In June of 2020, 60 percent of surveyed adults deemed George Floyd’s death to be murder at the hands of police officer Derek Chauvin. As of last month, a little more than a third of Americans believe that.
That’s a stunning near-reversal of public opinion. How did that happen?
The answer to the practical question as to what role the accused Derek Chauvin had in Floyd’s death will ultimately be determined by the courts in his ongoing trial, as it should be. Unfortunately, that question is of far less societal importance than the larger question looming around George Floyd’s death. It is a question that is rarely ever asked, and for which there is no such codified structure for honest investigation and judgment outside of today’s kangaroo court of public opinion overseen by politicians, celebrities, and the media.
That question is: What role, if any, did racism play in George Floyd’s death?
It has been taken for granted since the first video of Floyd’s arrest emerged that George Floyd was a victim of racial injustice. It was, according to the president of Axios, Cliff Young, an “acute crisis” that brought “racial justice to the forefront.”
The notion that Floyd’s death was a “racial reckoning” advanced, seemingly without opposition in the summer of 2020, with few stopping to ask what evidence exists to support the narrative.
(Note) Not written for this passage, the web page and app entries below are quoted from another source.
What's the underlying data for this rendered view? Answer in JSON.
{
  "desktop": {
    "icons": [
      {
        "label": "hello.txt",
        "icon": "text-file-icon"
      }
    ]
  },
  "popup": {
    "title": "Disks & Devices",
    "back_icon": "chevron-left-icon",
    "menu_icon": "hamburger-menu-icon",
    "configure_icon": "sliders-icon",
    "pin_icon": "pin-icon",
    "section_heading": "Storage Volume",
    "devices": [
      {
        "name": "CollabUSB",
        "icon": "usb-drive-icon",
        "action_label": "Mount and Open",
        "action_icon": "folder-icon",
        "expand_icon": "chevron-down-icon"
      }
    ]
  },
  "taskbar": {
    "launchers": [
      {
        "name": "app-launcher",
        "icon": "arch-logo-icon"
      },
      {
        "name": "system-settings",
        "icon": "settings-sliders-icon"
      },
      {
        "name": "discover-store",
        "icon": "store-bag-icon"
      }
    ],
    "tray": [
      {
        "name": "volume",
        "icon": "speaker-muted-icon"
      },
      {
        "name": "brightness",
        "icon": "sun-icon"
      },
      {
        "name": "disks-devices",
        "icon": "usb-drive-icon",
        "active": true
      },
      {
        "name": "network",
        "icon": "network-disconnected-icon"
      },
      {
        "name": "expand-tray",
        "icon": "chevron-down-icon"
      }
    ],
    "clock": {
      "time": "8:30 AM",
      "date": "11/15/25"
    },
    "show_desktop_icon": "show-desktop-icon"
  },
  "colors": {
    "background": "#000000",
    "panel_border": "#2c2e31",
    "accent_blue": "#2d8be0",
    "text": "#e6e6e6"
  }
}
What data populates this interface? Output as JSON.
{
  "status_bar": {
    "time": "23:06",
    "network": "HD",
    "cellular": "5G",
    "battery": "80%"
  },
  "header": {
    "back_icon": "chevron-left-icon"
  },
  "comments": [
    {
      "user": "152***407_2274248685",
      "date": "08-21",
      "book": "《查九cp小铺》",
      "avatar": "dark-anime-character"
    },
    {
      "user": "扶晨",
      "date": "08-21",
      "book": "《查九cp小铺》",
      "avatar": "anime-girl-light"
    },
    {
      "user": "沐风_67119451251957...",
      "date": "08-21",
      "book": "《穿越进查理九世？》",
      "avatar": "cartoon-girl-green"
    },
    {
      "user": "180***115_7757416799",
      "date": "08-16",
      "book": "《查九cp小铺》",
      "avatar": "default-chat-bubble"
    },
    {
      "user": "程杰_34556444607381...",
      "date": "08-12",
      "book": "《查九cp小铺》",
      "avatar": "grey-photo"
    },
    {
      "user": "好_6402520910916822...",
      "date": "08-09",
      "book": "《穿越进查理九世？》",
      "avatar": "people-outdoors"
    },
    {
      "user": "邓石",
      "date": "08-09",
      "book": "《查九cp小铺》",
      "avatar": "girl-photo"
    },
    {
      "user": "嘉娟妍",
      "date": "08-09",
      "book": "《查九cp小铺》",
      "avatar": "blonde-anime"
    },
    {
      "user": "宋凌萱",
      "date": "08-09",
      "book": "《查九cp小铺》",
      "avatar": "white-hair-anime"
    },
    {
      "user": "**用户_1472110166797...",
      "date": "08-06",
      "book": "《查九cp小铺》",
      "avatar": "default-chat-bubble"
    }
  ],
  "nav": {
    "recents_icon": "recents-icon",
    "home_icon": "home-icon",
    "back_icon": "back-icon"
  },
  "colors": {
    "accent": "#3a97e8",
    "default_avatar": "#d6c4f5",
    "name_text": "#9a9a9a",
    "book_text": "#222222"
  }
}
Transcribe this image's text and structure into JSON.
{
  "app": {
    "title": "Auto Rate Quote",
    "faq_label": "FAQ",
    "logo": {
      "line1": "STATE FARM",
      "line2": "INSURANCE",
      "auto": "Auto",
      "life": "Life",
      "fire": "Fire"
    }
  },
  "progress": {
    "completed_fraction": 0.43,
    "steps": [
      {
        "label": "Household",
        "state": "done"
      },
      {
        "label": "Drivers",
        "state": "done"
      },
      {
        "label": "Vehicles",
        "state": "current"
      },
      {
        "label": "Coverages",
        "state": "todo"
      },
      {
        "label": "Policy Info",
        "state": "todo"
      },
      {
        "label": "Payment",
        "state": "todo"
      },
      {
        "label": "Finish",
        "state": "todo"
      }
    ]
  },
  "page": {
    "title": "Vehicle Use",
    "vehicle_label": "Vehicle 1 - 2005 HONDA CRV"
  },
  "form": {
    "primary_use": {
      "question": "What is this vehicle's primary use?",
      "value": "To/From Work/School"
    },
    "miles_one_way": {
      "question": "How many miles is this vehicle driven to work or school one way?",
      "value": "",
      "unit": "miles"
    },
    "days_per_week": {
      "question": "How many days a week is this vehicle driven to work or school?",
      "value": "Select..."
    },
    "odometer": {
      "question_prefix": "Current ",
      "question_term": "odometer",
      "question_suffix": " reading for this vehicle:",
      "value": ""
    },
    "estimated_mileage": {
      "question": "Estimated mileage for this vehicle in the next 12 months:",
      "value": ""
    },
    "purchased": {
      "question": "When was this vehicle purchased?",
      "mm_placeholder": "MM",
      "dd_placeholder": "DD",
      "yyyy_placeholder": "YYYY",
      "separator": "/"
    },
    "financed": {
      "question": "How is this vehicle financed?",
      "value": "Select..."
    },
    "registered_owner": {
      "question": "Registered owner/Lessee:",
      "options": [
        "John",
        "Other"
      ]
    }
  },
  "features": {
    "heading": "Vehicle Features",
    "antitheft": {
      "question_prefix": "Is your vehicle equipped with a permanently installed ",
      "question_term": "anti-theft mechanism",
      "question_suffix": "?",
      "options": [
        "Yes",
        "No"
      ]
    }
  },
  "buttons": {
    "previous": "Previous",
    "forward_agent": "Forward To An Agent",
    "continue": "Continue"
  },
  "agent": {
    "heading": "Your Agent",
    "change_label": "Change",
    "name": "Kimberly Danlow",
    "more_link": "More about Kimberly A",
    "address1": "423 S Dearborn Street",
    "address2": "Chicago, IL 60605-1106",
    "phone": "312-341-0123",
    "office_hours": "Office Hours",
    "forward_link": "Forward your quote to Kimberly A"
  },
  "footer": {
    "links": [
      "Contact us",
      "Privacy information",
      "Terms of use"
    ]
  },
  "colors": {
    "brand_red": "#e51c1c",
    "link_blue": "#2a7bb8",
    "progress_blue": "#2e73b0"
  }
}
Rather than asking that question, millions mindlessly submitted to the explanation of systemic racism that was offered by Black Lives Matter, a well-funded organization that openly employs racial grievance as a substitute for Marxist class warfare, and which was supported by radical leftist politicians, celebrities, media outlets, and American corporate giants, all of whom later became apologists for, and, in some cases, accomplices to, the legions of arsonists, thieves, and violent criminals taking part in last year’s unprecedentedly destructive riots.
It was easy for the aforementioned parties to stimulate Americans’ imaginations toward understanding Floyd’s death as a result of racism. The initial videos taken by onlookers captured only the final moments of the confrontation between Floyd and the arresting officers, but given that little was known about the events leading up to those moments and that myriad relevant facts hadn’t yet been reported, the public accepted the story that white racist cops had racially profiled George Floyd, and, without sufficient provocation, used an unconventional restraining tactic that strangled the life out of him as he begged for an opportunity to breathe.
That narrative is, and always has been, pure nonsense.
The four officers involved, not all of whom were white, only engaged Floyd in response to a reported crime, and not while proactively patrolling the community. Racial profiling had nothing at all to do with this encounter.
The neck restraint used to immobilize George Floyd was not, in fact, a peculiar means of torture devised by Derek Chauvin to choke the life out of a minority, but a legal method of restraining suspects which was sanctioned by the Minneapolis Police Department, and which was only made obsolete after Floyd’s death.